RECORD EXCERPTS:
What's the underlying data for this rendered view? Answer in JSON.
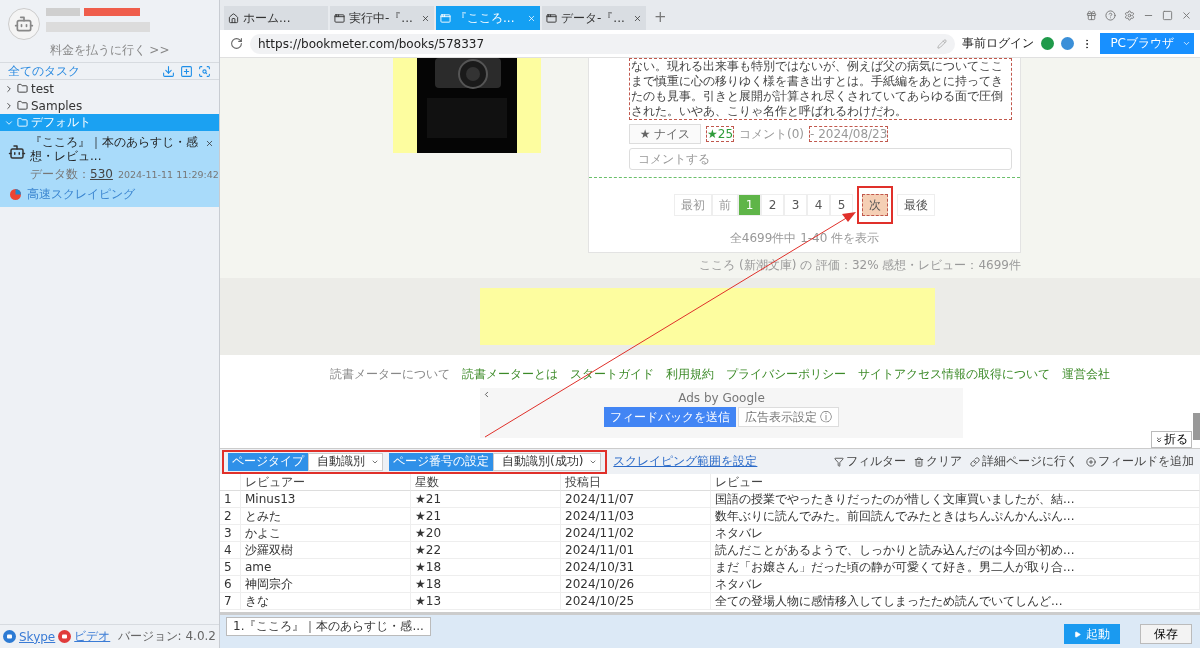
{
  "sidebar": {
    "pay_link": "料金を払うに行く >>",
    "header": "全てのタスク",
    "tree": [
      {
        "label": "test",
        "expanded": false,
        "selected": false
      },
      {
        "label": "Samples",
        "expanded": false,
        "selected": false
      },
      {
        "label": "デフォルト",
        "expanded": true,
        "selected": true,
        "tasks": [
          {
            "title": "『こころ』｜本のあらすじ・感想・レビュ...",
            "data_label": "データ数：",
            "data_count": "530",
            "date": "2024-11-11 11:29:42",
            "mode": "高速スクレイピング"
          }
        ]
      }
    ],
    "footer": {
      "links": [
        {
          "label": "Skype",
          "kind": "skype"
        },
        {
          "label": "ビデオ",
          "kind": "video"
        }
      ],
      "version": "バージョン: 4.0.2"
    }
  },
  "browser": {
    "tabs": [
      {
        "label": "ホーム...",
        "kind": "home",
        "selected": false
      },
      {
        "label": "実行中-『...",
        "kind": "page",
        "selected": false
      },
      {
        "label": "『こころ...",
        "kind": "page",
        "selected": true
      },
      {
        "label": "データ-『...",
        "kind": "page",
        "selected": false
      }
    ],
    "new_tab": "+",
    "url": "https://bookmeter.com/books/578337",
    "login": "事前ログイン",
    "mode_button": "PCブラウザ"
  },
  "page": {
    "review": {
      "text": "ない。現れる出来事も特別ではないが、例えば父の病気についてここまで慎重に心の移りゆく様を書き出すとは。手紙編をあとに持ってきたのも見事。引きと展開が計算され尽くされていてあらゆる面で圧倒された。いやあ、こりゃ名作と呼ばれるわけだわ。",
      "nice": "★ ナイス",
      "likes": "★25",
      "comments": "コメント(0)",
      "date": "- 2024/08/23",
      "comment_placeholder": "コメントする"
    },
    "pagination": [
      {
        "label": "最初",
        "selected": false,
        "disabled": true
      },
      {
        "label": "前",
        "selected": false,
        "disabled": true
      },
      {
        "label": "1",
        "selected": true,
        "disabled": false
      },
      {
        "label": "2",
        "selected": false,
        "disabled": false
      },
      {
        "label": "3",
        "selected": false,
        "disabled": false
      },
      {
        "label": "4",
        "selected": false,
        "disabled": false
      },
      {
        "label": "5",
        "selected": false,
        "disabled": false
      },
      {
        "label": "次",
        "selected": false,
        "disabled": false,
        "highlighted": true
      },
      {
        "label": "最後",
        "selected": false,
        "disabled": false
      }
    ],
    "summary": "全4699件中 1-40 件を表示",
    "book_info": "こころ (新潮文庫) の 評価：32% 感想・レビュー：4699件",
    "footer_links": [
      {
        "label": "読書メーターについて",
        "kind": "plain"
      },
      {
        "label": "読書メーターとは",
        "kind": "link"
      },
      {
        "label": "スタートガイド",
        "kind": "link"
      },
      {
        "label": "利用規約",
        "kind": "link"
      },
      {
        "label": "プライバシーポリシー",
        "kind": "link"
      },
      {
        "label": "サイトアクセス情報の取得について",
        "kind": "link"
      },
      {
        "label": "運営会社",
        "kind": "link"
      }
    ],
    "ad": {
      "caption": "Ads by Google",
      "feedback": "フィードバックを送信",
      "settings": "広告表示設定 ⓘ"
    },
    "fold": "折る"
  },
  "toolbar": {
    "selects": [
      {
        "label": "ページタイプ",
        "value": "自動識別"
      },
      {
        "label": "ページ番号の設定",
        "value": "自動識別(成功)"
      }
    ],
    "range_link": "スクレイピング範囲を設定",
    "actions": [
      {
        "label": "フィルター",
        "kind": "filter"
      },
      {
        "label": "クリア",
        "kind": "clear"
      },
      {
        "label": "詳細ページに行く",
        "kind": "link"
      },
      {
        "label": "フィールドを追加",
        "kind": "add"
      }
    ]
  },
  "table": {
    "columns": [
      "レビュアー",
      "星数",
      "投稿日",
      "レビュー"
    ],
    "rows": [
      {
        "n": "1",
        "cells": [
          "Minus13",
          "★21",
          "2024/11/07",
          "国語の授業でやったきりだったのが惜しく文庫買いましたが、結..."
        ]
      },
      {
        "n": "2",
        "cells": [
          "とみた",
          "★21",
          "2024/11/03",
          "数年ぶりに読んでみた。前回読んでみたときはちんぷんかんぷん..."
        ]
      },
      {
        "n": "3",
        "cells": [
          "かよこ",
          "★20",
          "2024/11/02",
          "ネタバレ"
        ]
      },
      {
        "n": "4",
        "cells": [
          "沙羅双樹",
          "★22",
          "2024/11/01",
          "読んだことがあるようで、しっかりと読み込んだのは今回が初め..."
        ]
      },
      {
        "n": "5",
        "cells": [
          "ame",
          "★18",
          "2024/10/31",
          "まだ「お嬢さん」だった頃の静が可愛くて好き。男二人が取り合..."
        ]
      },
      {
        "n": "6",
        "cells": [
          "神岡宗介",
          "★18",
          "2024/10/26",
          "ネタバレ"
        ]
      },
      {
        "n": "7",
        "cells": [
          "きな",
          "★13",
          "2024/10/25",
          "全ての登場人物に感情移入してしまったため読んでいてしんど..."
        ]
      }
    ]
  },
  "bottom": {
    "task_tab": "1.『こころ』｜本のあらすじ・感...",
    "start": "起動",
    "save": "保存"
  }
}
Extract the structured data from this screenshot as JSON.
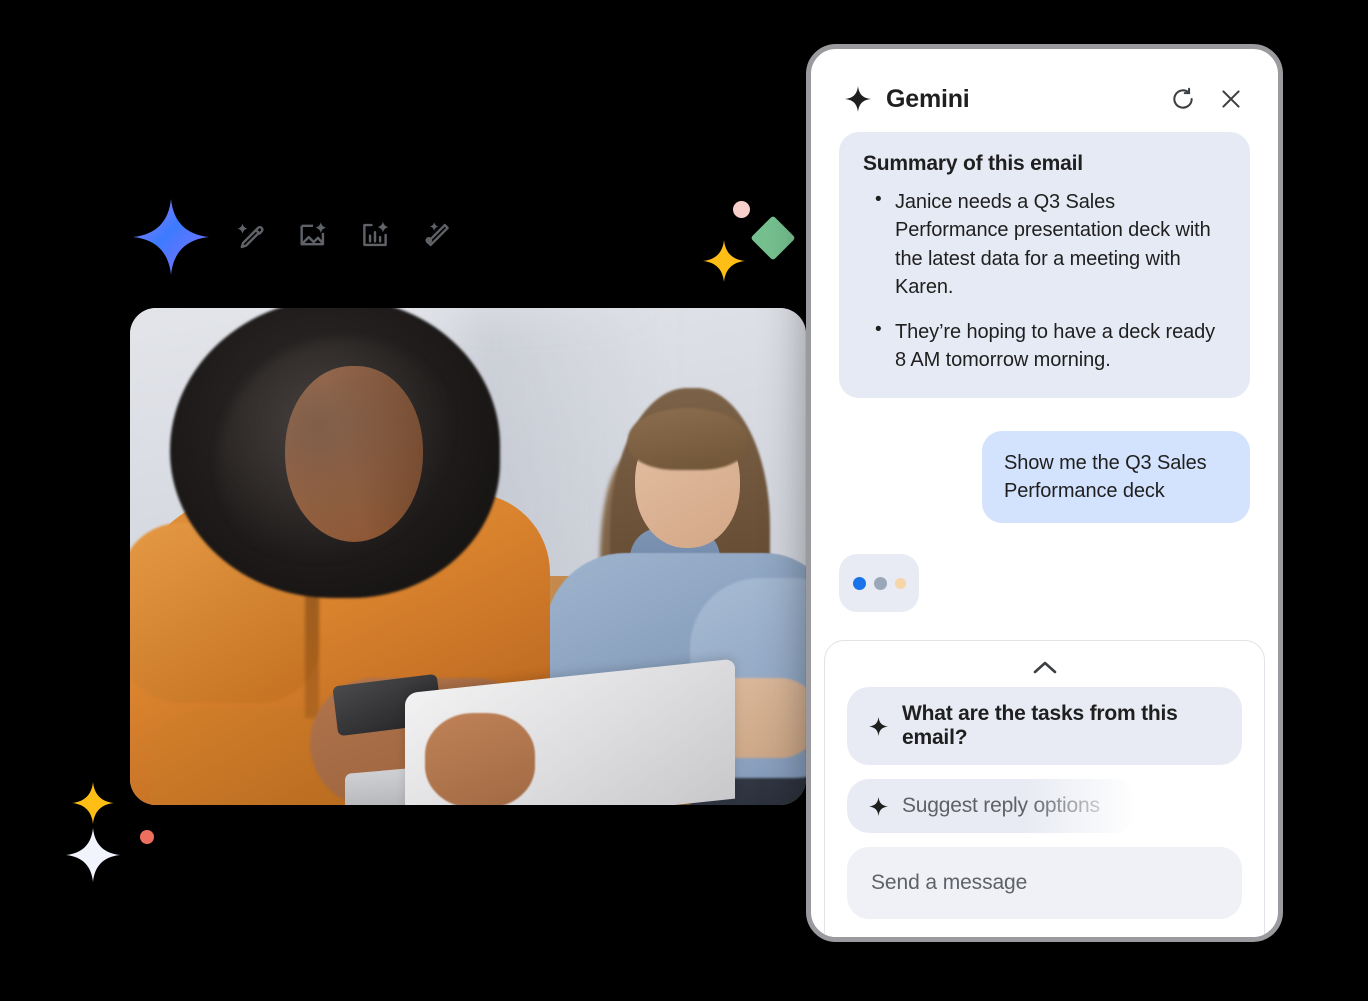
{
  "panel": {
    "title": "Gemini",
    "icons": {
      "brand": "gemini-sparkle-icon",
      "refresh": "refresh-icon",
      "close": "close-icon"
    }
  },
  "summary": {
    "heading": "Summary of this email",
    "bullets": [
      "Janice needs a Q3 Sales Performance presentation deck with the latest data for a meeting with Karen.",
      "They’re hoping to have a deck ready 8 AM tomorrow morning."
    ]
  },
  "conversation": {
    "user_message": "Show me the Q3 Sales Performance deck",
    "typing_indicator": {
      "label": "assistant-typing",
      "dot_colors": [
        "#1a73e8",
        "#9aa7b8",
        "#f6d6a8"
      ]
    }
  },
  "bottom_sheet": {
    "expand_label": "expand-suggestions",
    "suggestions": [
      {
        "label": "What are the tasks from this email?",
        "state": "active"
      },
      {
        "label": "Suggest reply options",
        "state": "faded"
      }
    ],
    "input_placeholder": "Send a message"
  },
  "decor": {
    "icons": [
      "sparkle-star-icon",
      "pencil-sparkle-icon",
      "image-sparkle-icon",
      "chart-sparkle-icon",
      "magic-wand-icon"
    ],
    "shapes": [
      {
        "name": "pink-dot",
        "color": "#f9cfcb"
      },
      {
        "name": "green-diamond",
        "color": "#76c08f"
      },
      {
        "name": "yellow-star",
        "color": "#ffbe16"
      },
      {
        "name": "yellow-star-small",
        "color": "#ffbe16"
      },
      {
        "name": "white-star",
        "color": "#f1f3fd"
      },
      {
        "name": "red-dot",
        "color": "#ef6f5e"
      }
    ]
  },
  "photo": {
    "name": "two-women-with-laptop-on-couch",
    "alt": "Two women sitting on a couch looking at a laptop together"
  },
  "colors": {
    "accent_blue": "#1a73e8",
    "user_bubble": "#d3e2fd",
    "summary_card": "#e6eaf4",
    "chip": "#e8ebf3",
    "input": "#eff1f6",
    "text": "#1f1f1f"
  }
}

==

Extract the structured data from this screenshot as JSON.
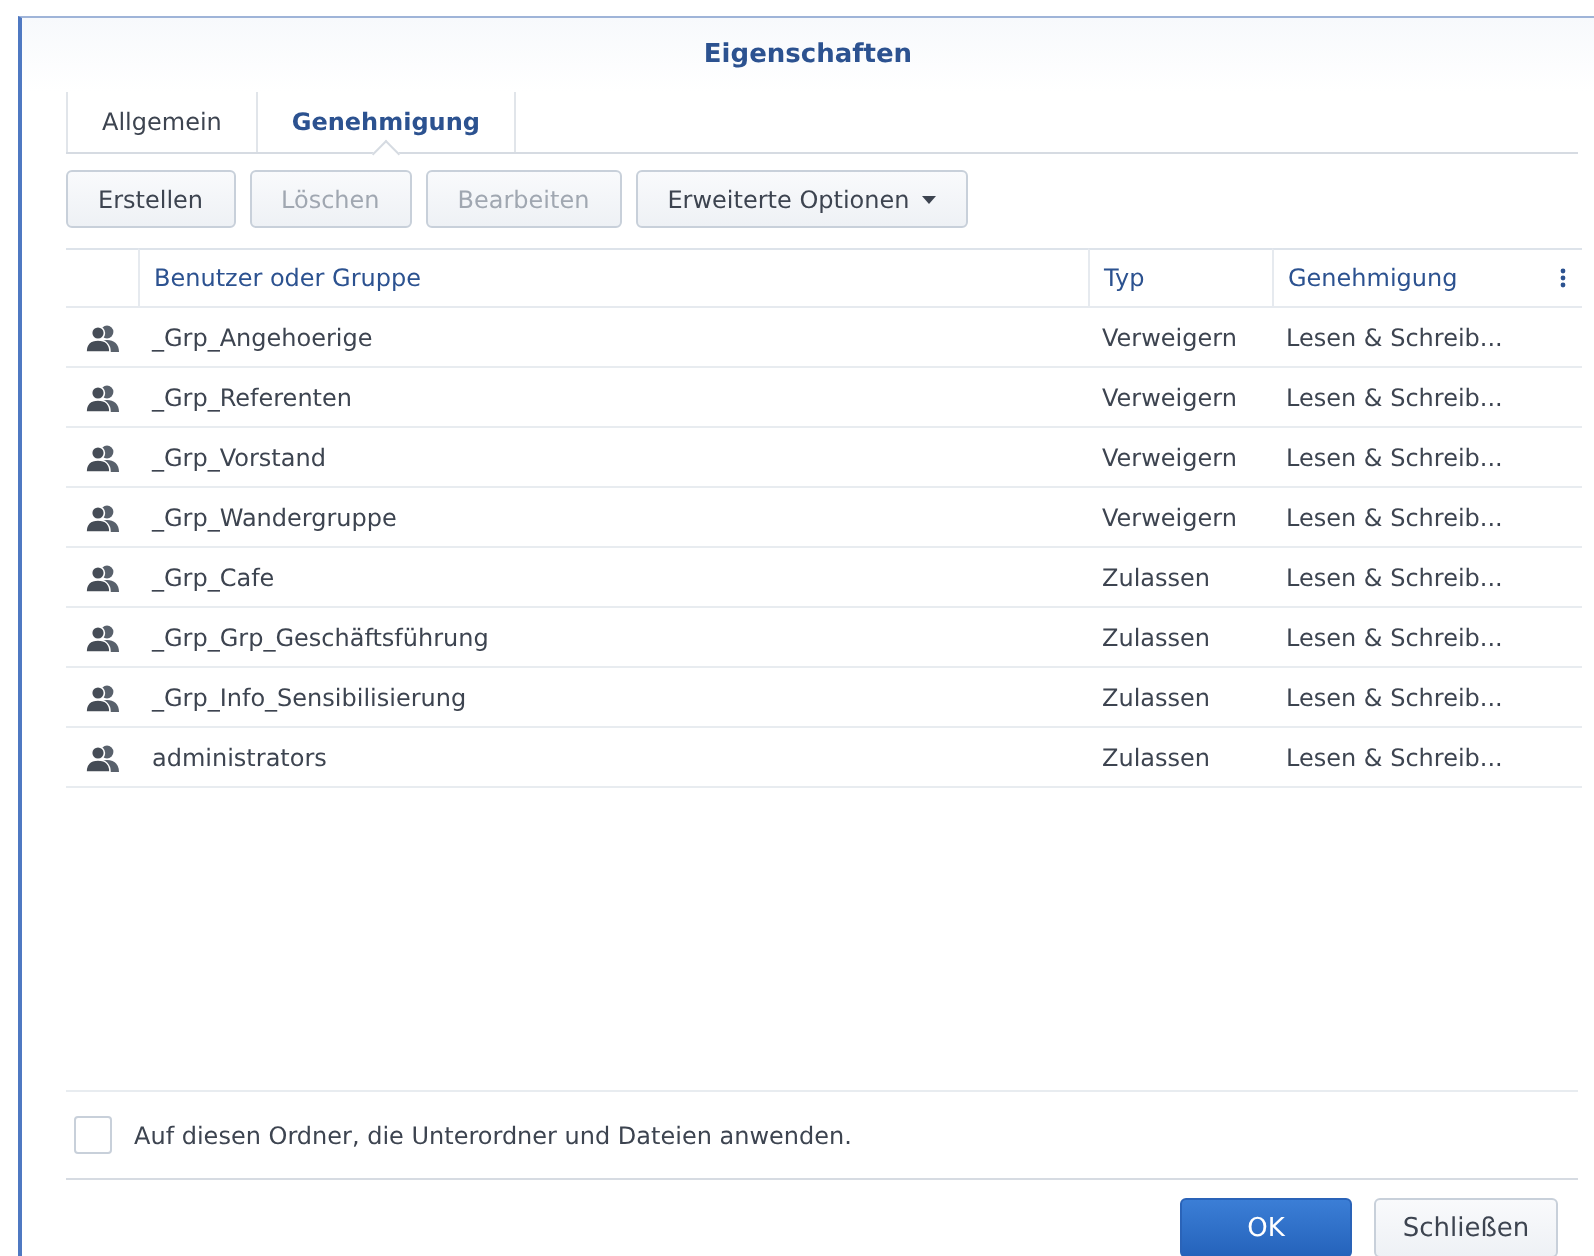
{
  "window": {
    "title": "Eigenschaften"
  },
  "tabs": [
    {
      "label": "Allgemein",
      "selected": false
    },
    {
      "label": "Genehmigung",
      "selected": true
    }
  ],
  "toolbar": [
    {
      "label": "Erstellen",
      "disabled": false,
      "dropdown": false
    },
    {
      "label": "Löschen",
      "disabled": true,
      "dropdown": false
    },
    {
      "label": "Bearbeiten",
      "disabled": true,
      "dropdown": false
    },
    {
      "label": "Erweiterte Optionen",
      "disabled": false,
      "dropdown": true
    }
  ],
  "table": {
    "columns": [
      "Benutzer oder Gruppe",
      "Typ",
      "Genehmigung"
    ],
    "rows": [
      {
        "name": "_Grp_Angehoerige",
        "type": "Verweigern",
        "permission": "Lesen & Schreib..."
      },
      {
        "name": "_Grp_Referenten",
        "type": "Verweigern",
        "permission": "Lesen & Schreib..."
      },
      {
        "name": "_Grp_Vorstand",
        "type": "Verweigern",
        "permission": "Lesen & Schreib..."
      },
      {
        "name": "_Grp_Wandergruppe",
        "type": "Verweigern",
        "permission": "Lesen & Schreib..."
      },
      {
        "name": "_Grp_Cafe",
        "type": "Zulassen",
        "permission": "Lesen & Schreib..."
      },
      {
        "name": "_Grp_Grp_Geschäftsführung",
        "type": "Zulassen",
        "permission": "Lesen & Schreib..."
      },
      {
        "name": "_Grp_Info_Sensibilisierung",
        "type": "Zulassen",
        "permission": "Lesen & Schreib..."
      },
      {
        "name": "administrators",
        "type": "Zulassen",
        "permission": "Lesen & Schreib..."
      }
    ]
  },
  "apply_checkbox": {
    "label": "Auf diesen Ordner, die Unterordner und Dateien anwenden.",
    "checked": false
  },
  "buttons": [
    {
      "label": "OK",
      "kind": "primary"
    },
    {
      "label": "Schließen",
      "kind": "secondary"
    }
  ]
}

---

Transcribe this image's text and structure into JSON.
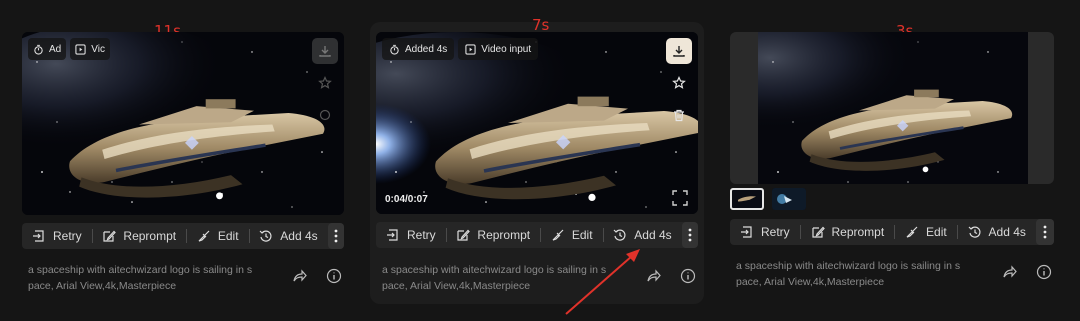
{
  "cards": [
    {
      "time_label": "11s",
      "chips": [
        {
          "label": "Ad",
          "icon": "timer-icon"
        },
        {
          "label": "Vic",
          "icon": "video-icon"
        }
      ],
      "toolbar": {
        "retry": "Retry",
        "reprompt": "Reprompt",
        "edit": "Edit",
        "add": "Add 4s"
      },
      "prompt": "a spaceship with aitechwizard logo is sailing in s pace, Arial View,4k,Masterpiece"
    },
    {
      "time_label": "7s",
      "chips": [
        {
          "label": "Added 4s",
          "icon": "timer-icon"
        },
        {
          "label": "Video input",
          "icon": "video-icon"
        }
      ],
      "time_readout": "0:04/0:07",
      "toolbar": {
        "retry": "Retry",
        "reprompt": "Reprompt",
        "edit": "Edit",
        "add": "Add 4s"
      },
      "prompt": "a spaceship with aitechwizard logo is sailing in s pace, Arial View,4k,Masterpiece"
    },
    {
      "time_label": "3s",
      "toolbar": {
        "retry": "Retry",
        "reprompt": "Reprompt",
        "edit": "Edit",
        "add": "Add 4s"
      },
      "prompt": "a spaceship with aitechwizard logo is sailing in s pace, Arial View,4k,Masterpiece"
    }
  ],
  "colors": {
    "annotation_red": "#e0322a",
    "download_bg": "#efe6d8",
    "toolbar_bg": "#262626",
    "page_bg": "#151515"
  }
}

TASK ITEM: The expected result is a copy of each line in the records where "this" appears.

OUTPUT OF THE EXERCISE:
What's the underlying data for this rendered view? Answer in JSON.
Extract the structured data from this screenshot as JSON.
    "heading": "Summary of this email",
        "label": "What are the tasks from this email?",
Extract the structured data from this screenshot as JSON.
Transcribe this image's text and structure into JSON.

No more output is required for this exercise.